“Guys and Dolls is my most favourite show of all ladies and gentlemen,” she said.

Luck Be a Lady began wistfully and thoughtfully in free time, and then kerpow! - a swinging upbeat arrangement in, unusually, triple time. I’ve never heard it done like that before, and this is another of Maye’s many unique hallmarks. Unusual arrangements.

Then came what for me and I think many in the audience, was the high point of the show. Fifty Percent from the show Ballroom was performed colla voce throughout, just gentle piano at first with the lyric sung very thoughtfully and with some despair. Then the bass oozed in gently, bowed this time, and for the finale, dramatic cymbal rolls from McClean on drums - all three musicians creating a massive sound wash underneath Maye as she poured out her heart: “I’d rather have 50 percent of him, or any percent of him, than all of anybody else,” she sang, so powerfully, so definitely, almost in tears.

It was electric. The room stood still and then erupted into deafening applause, with a full standing ovation.

It doesn’t get much better than this.

“I’m gonna love you like nobody’s loved you, come rain or come shine” she crooned, showcasing a great song from the show St. Louis Woman, the performance again featuring an extended jazz improvisation from Firth on piano. He really is a masterful jazz pianist. In fact, I’d love to hear him and the band in a dedicated jazz nightclub. I imagine they must get plenty of work in that arena.

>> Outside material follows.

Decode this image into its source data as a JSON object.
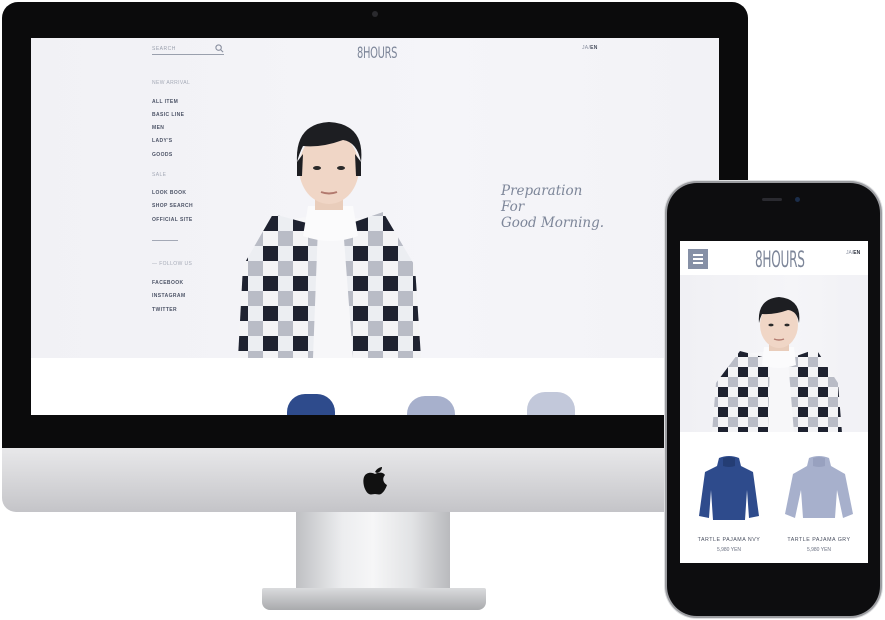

Now, remember that little Sondheim hint I mentioned previously? This was the result:

“Somebody hold me too close,” she sang, “Somebody tell me the truth….Oh no, I just messed up the lyric! Ahh - after all these years. What is it honey? (her pianist set her straight). Oh yeah, I have it now.”

And so she started Being Alive again and we all loved it, the arrangement done in a latin feel. An unusual treatment of a Sondheim classic and brilliantly done it was too, featuring a key change for the finale - another first.

Maye told a lovely story of how she once phoned Jerry Herman, asking him if it was okay if she recorded an album of songs Dolly doesn’t sing. He loved the idea, and so it was born.

I Am What I Am from La Cage aux Folles was the penultimate number, this time using her own specially created and amusing lyrics.

Then, finally, a song she has closed with before, It’s Today, also from Mame. In a belting fast tempo rendition, with a few Rockettes style kicks in the air - yes, she can still do that - Marilyn Maye brought the house down again, the applause deafening, sustained, genuinely heartfelt and with another full standing ovation. The New York cabaret audiences absolutely adore this woman. Gliding across the front of the stage, the band playing her off, she shakes hands with many supporters, before gently making her way to the side, some last waves goodbye, the audience still on their feet, then disappearing off into the distant gloom.

She has to do it all again tomorrow tonight, and for some nights to come. And next year? Marilyn Maye at 97? We certainly hope so!

Photos by Kevin Alvey